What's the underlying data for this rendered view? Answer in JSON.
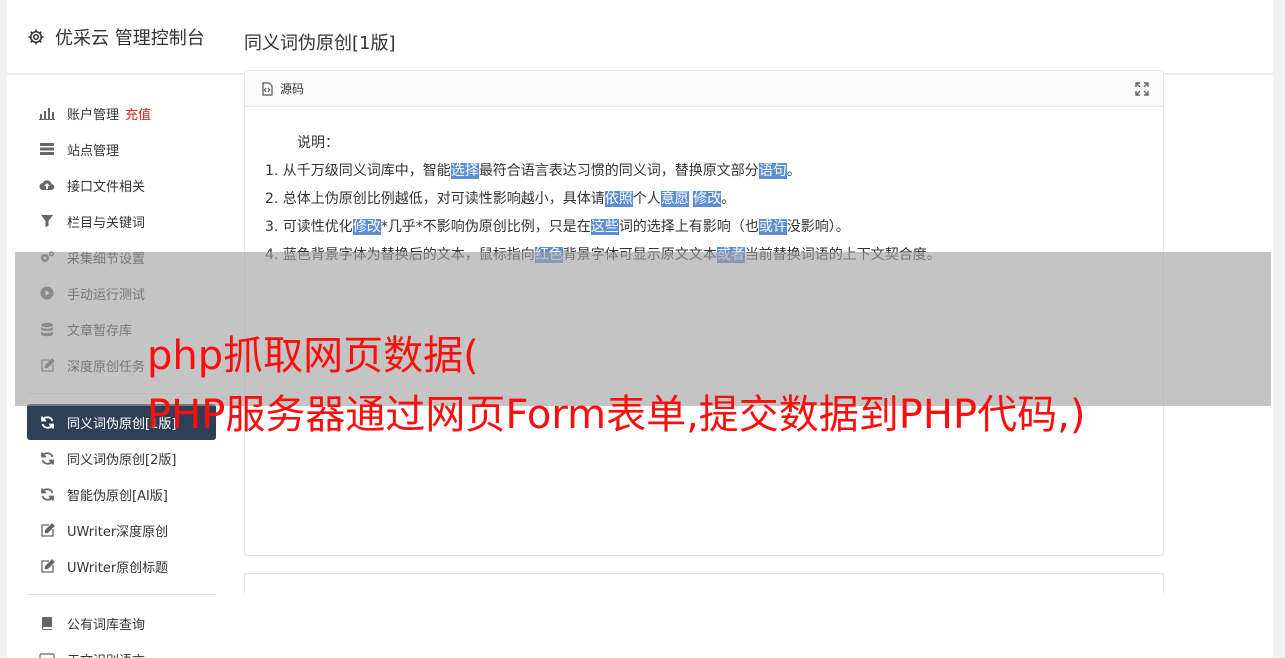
{
  "header": {
    "title": "优采云 管理控制台",
    "icon": "gear-icon"
  },
  "sidebar": {
    "group1": [
      {
        "label": "账户管理",
        "badge": "充值",
        "icon": "bar-chart-icon"
      },
      {
        "label": "站点管理",
        "icon": "server-icon"
      },
      {
        "label": "接口文件相关",
        "icon": "cloud-upload-icon"
      },
      {
        "label": "栏目与关键词",
        "icon": "filter-icon"
      },
      {
        "label": "采集细节设置",
        "icon": "cogs-icon"
      },
      {
        "label": "手动运行测试",
        "icon": "play-circle-icon"
      },
      {
        "label": "文章暂存库",
        "icon": "database-icon"
      },
      {
        "label": "深度原创任务",
        "icon": "edit-icon"
      }
    ],
    "group2": [
      {
        "label": "同义词伪原创[1版]",
        "icon": "refresh-icon",
        "active": true
      },
      {
        "label": "同义词伪原创[2版]",
        "icon": "refresh-icon"
      },
      {
        "label": "智能伪原创[AI版]",
        "icon": "refresh-icon"
      },
      {
        "label": "UWriter深度原创",
        "icon": "edit-icon"
      },
      {
        "label": "UWriter原创标题",
        "icon": "edit-icon"
      }
    ],
    "group3": [
      {
        "label": "公有词库查询",
        "icon": "book-icon"
      },
      {
        "label": "于文识别语言",
        "icon": "keyboard-icon"
      }
    ]
  },
  "main": {
    "page_title": "同义词伪原创[1版]",
    "card_title": "源码",
    "intro": "说明：",
    "lines": [
      [
        {
          "t": "1. 从千万级同义词库中，智能"
        },
        {
          "t": "选择",
          "h": true
        },
        {
          "t": "最符合语言表达习惯的同义词，替换原文部分"
        },
        {
          "t": "语句",
          "h": true
        },
        {
          "t": "。"
        }
      ],
      [
        {
          "t": "2. 总体上伪原创比例越低，对可读性影响越小，具体请"
        },
        {
          "t": "依照",
          "h": true
        },
        {
          "t": "个人"
        },
        {
          "t": "意愿",
          "h": true
        },
        {
          "t": " "
        },
        {
          "t": "修改",
          "h": true
        },
        {
          "t": "。"
        }
      ],
      [
        {
          "t": "3. 可读性优化"
        },
        {
          "t": "修改",
          "h": true
        },
        {
          "t": "*几乎*不影响伪原创比例，只是在"
        },
        {
          "t": "这些",
          "h": true
        },
        {
          "t": "词的选择上有影响（也"
        },
        {
          "t": "或许",
          "h": true
        },
        {
          "t": "没影响）。"
        }
      ],
      [
        {
          "t": "4. 蓝色背景字体为替换后的文本，鼠标指向"
        },
        {
          "t": "红色",
          "h": true
        },
        {
          "t": "背景字体可显示原文文本"
        },
        {
          "t": "或者",
          "h": true
        },
        {
          "t": "当前替换词语的上下文契合度。"
        }
      ]
    ]
  },
  "overlay": {
    "line1": "php抓取网页数据(",
    "line2": "PHP服务器通过网页Form表单,提交数据到PHP代码,)"
  },
  "colors": {
    "accent_active": "#2f4056",
    "highlight": "#5d8fd5",
    "overlay_text": "#ff0d0d",
    "recharge": "#e31e1e"
  }
}
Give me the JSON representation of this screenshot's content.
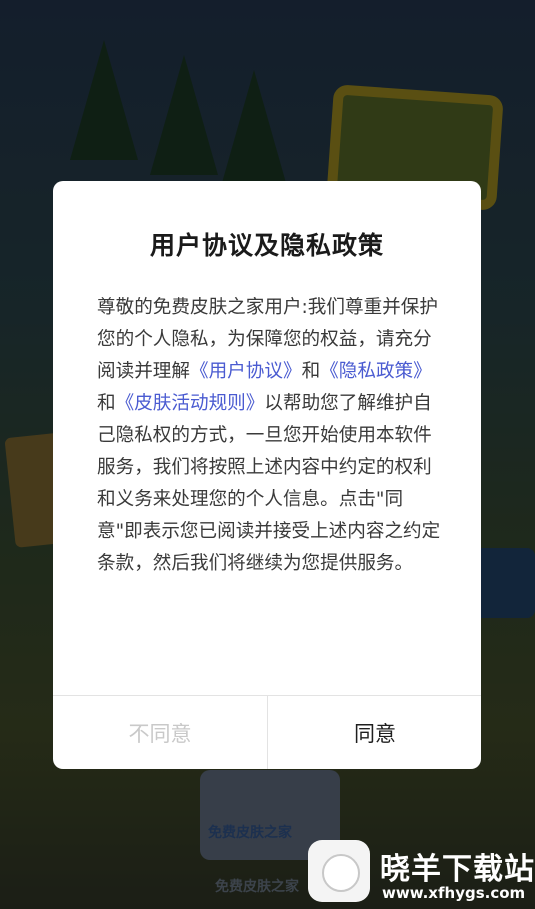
{
  "dialog": {
    "title": "用户协议及隐私政策",
    "body_parts": {
      "p1": "尊敬的免费皮肤之家用户:我们尊重并保护您的个人隐私，为保障您的权益，请充分阅读并理解",
      "link_user_agreement": "《用户协议》",
      "and1": "和",
      "link_privacy_policy": "《隐私政策》",
      "and2": "和",
      "link_activity_rules": "《皮肤活动规则》",
      "p2": "以帮助您了解维护自己隐私权的方式，一旦您开始使用本软件服务，我们将按照上述内容中约定的权利和义务来处理您的个人信息。点击\"同意\"即表示您已阅读并接受上述内容之约定条款，然后我们将继续为您提供服务。"
    },
    "buttons": {
      "disagree": "不同意",
      "agree": "同意"
    }
  },
  "background": {
    "bottom_label": "免费皮肤之家",
    "footer_text": "免费皮肤之家"
  },
  "watermark": {
    "name": "晓羊下载站",
    "url": "www.xfhygs.com"
  },
  "colors": {
    "link": "#4a5bd1",
    "disabled_button": "#c9c9c9",
    "dialog_background": "#ffffff"
  }
}
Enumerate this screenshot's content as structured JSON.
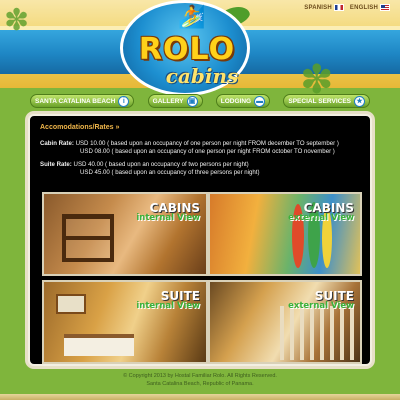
{
  "header": {
    "logo_title": "ROLO",
    "logo_subtitle": "cabins",
    "languages": [
      {
        "label": "SPANISH",
        "flag": "spain-flag-icon"
      },
      {
        "label": "ENGLISH",
        "flag": "usa-flag-icon"
      }
    ]
  },
  "nav": {
    "items": [
      {
        "label": "SANTA CATALINA BEACH",
        "icon": "info-icon"
      },
      {
        "label": "GALLERY",
        "icon": "image-icon"
      },
      {
        "label": "LODGING",
        "icon": "bed-icon"
      },
      {
        "label": "SPECIAL SERVICES",
        "icon": "star-icon"
      }
    ]
  },
  "content": {
    "section_title": "Accomodations/Rates »",
    "cabin_rate": {
      "label": "Cabin Rate:",
      "line1": "USD 10.00  ( based upon an occupancy of one person per night FROM december TO september )",
      "line2": "USD 08.00  ( based upon an occupancy of one person per night FROM october TO november )"
    },
    "suite_rate": {
      "label": "Suite Rate:",
      "line1": "USD 40.00  ( based upon an occupancy of two persons per night)",
      "line2": "USD 45.00  ( based upon an occupancy of three persons per night)"
    },
    "photos": [
      {
        "title": "CABINS",
        "subtitle": "internal View"
      },
      {
        "title": "CABINS",
        "subtitle": "external View"
      },
      {
        "title": "SUITE",
        "subtitle": "internal View"
      },
      {
        "title": "SUITE",
        "subtitle": "external View"
      }
    ]
  },
  "footer": {
    "line1": "© Copyright 2013 by Hostal Familiar Rolo. All Rights Reserved.",
    "line2": "Santa Catalina Beach, Republic of Panama."
  }
}
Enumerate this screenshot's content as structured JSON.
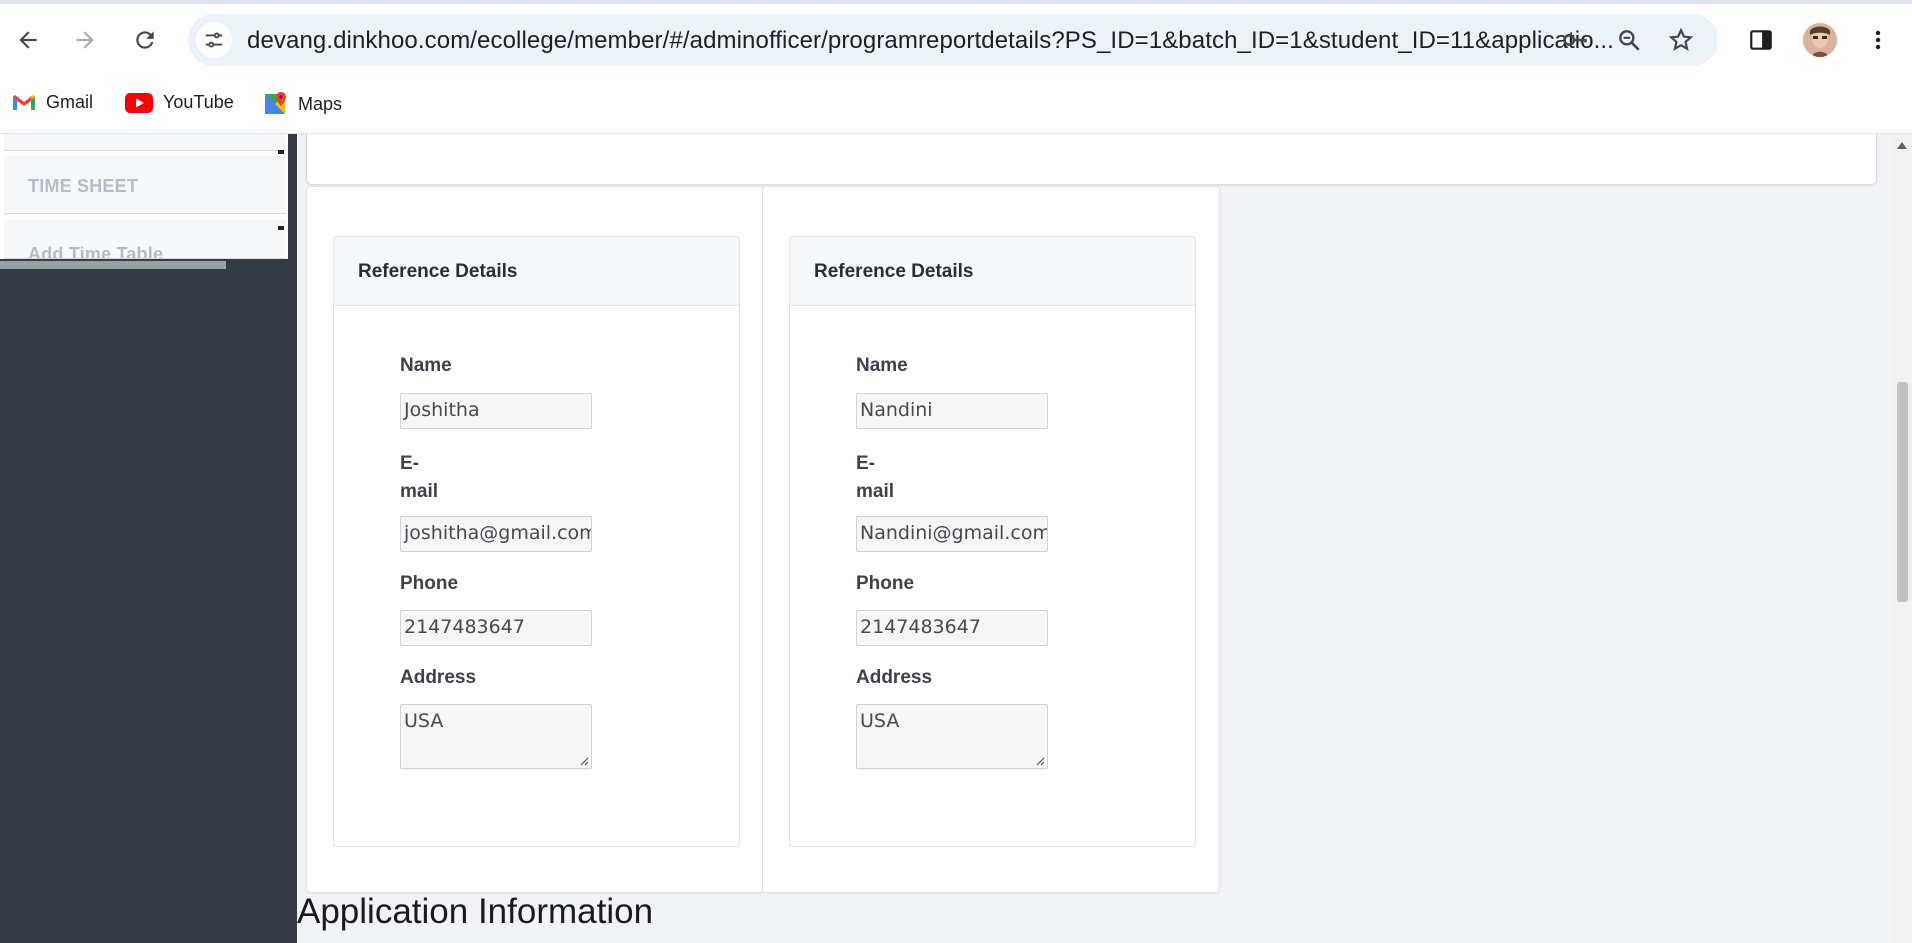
{
  "browser": {
    "url": "devang.dinkhoo.com/ecollege/member/#/adminofficer/programreportdetails?PS_ID=1&batch_ID=1&student_ID=11&applicatio...",
    "bookmarks": [
      {
        "label": "Gmail",
        "icon": "gmail-icon"
      },
      {
        "label": "YouTube",
        "icon": "youtube-icon"
      },
      {
        "label": "Maps",
        "icon": "maps-icon"
      }
    ]
  },
  "sidebar": {
    "items": [
      {
        "label": ""
      },
      {
        "label": "TIME SHEET"
      },
      {
        "label": "Add Time Table"
      }
    ]
  },
  "references": [
    {
      "title": "Reference Details",
      "name_label": "Name",
      "name_value": "Joshitha",
      "email_label_line1": "E-",
      "email_label_line2": "mail",
      "email_value": "joshitha@gmail.com",
      "phone_label": "Phone",
      "phone_value": "2147483647",
      "address_label": "Address",
      "address_value": "USA"
    },
    {
      "title": "Reference Details",
      "name_label": "Name",
      "name_value": "Nandini",
      "email_label_line1": "E-",
      "email_label_line2": "mail",
      "email_value": "Nandini@gmail.com",
      "phone_label": "Phone",
      "phone_value": "2147483647",
      "address_label": "Address",
      "address_value": "USA"
    }
  ],
  "section": {
    "heading": "Application Information"
  },
  "colors": {
    "sidebar_bg": "#353a43",
    "page_bg": "#f2f3f7",
    "omnibox_bg": "#edf1f8"
  }
}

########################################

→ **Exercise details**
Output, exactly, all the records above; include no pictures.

→ **Answer**
What's the underlying data for this rendered view? Answer in JSON.
{
  "header": {
    "title": "优采云 管理控制台",
    "icon": "gear-icon"
  },
  "sidebar": {
    "group1": [
      {
        "label": "账户管理",
        "badge": "充值",
        "icon": "bar-chart-icon"
      },
      {
        "label": "站点管理",
        "icon": "server-icon"
      },
      {
        "label": "接口文件相关",
        "icon": "cloud-upload-icon"
      },
      {
        "label": "栏目与关键词",
        "icon": "filter-icon"
      },
      {
        "label": "采集细节设置",
        "icon": "cogs-icon"
      },
      {
        "label": "手动运行测试",
        "icon": "play-circle-icon"
      },
      {
        "label": "文章暂存库",
        "icon": "database-icon"
      },
      {
        "label": "深度原创任务",
        "icon": "edit-icon"
      }
    ],
    "group2": [
      {
        "label": "同义词伪原创[1版]",
        "icon": "refresh-icon",
        "active": true
      },
      {
        "label": "同义词伪原创[2版]",
        "icon": "refresh-icon"
      },
      {
        "label": "智能伪原创[AI版]",
        "icon": "refresh-icon"
      },
      {
        "label": "UWriter深度原创",
        "icon": "edit-icon"
      },
      {
        "label": "UWriter原创标题",
        "icon": "edit-icon"
      }
    ],
    "group3": [
      {
        "label": "公有词库查询",
        "icon": "book-icon"
      },
      {
        "label": "于文识别语言",
        "icon": "keyboard-icon"
      }
    ]
  },
  "main": {
    "page_title": "同义词伪原创[1版]",
    "card_title": "源码",
    "intro": "说明：",
    "lines": [
      [
        {
          "t": "1. 从千万级同义词库中，智能"
        },
        {
          "t": "选择",
          "h": true
        },
        {
          "t": "最符合语言表达习惯的同义词，替换原文部分"
        },
        {
          "t": "语句",
          "h": true
        },
        {
          "t": "。"
        }
      ],
      [
        {
          "t": "2. 总体上伪原创比例越低，对可读性影响越小，具体请"
        },
        {
          "t": "依照",
          "h": true
        },
        {
          "t": "个人"
        },
        {
          "t": "意愿",
          "h": true
        },
        {
          "t": " "
        },
        {
          "t": "修改",
          "h": true
        },
        {
          "t": "。"
        }
      ],
      [
        {
          "t": "3. 可读性优化"
        },
        {
          "t": "修改",
          "h": true
        },
        {
          "t": "*几乎*不影响伪原创比例，只是在"
        },
        {
          "t": "这些",
          "h": true
        },
        {
          "t": "词的选择上有影响（也"
        },
        {
          "t": "或许",
          "h": true
        },
        {
          "t": "没影响）。"
        }
      ],
      [
        {
          "t": "4. 蓝色背景字体为替换后的文本，鼠标指向"
        },
        {
          "t": "红色",
          "h": true
        },
        {
          "t": "背景字体可显示原文文本"
        },
        {
          "t": "或者",
          "h": true
        },
        {
          "t": "当前替换词语的上下文契合度。"
        }
      ]
    ]
  },
  "overlay": {
    "line1": "php抓取网页数据(",
    "line2": "PHP服务器通过网页Form表单,提交数据到PHP代码,)"
  },
  "colors": {
    "accent_active": "#2f4056",
    "highlight": "#5d8fd5",
    "overlay_text": "#ff0d0d",
    "recharge": "#e31e1e"
  }
}
Give me the JSON representation of this screenshot's content.
{
  "dialog": {
    "title": "用户协议及隐私政策",
    "body_parts": {
      "p1": "尊敬的免费皮肤之家用户:我们尊重并保护您的个人隐私，为保障您的权益，请充分阅读并理解",
      "link_user_agreement": "《用户协议》",
      "and1": "和",
      "link_privacy_policy": "《隐私政策》",
      "and2": "和",
      "link_activity_rules": "《皮肤活动规则》",
      "p2": "以帮助您了解维护自己隐私权的方式，一旦您开始使用本软件服务，我们将按照上述内容中约定的权利和义务来处理您的个人信息。点击\"同意\"即表示您已阅读并接受上述内容之约定条款，然后我们将继续为您提供服务。"
    },
    "buttons": {
      "disagree": "不同意",
      "agree": "同意"
    }
  },
  "background": {
    "bottom_label": "免费皮肤之家",
    "footer_text": "免费皮肤之家"
  },
  "watermark": {
    "name": "晓羊下载站",
    "url": "www.xfhygs.com"
  },
  "colors": {
    "link": "#4a5bd1",
    "disabled_button": "#c9c9c9",
    "dialog_background": "#ffffff"
  }
}
Enumerate this screenshot's content as structured JSON.
{
  "header": {
    "logo_title": "ROLO",
    "logo_subtitle": "cabins",
    "languages": [
      {
        "label": "SPANISH",
        "flag": "spain-flag-icon"
      },
      {
        "label": "ENGLISH",
        "flag": "usa-flag-icon"
      }
    ]
  },
  "nav": {
    "items": [
      {
        "label": "SANTA CATALINA BEACH",
        "icon": "info-icon"
      },
      {
        "label": "GALLERY",
        "icon": "image-icon"
      },
      {
        "label": "LODGING",
        "icon": "bed-icon"
      },
      {
        "label": "SPECIAL SERVICES",
        "icon": "star-icon"
      }
    ]
  },
  "content": {
    "section_title": "Accomodations/Rates »",
    "cabin_rate": {
      "label": "Cabin Rate:",
      "line1": "USD 10.00  ( based upon an occupancy of one person per night FROM december TO september )",
      "line2": "USD 08.00  ( based upon an occupancy of one person per night FROM october TO november )"
    },
    "suite_rate": {
      "label": "Suite Rate:",
      "line1": "USD 40.00  ( based upon an occupancy of two persons per night)",
      "line2": "USD 45.00  ( based upon an occupancy of three persons per night)"
    },
    "photos": [
      {
        "title": "CABINS",
        "subtitle": "internal View"
      },
      {
        "title": "CABINS",
        "subtitle": "external View"
      },
      {
        "title": "SUITE",
        "subtitle": "internal View"
      },
      {
        "title": "SUITE",
        "subtitle": "external View"
      }
    ]
  },
  "footer": {
    "line1": "© Copyright 2013 by Hostal Familiar Rolo. All Rights Reserved.",
    "line2": "Santa Catalina Beach, Republic of Panama."
  }
}
Enumerate this screenshot's content as structured JSON.
{
  "browser": {
    "url": "devang.dinkhoo.com/ecollege/member/#/adminofficer/programreportdetails?PS_ID=1&batch_ID=1&student_ID=11&applicatio...",
    "bookmarks": [
      {
        "label": "Gmail",
        "icon": "gmail-icon"
      },
      {
        "label": "YouTube",
        "icon": "youtube-icon"
      },
      {
        "label": "Maps",
        "icon": "maps-icon"
      }
    ]
  },
  "sidebar": {
    "items": [
      {
        "label": ""
      },
      {
        "label": "TIME SHEET"
      },
      {
        "label": "Add Time Table"
      }
    ]
  },
  "references": [
    {
      "title": "Reference Details",
      "name_label": "Name",
      "name_value": "Joshitha",
      "email_label_line1": "E-",
      "email_label_line2": "mail",
      "email_value": "joshitha@gmail.com",
      "phone_label": "Phone",
      "phone_value": "2147483647",
      "address_label": "Address",
      "address_value": "USA"
    },
    {
      "title": "Reference Details",
      "name_label": "Name",
      "name_value": "Nandini",
      "email_label_line1": "E-",
      "email_label_line2": "mail",
      "email_value": "Nandini@gmail.com",
      "phone_label": "Phone",
      "phone_value": "2147483647",
      "address_label": "Address",
      "address_value": "USA"
    }
  ],
  "section": {
    "heading": "Application Information"
  },
  "colors": {
    "sidebar_bg": "#353a43",
    "page_bg": "#f2f3f7",
    "omnibox_bg": "#edf1f8"
  }
}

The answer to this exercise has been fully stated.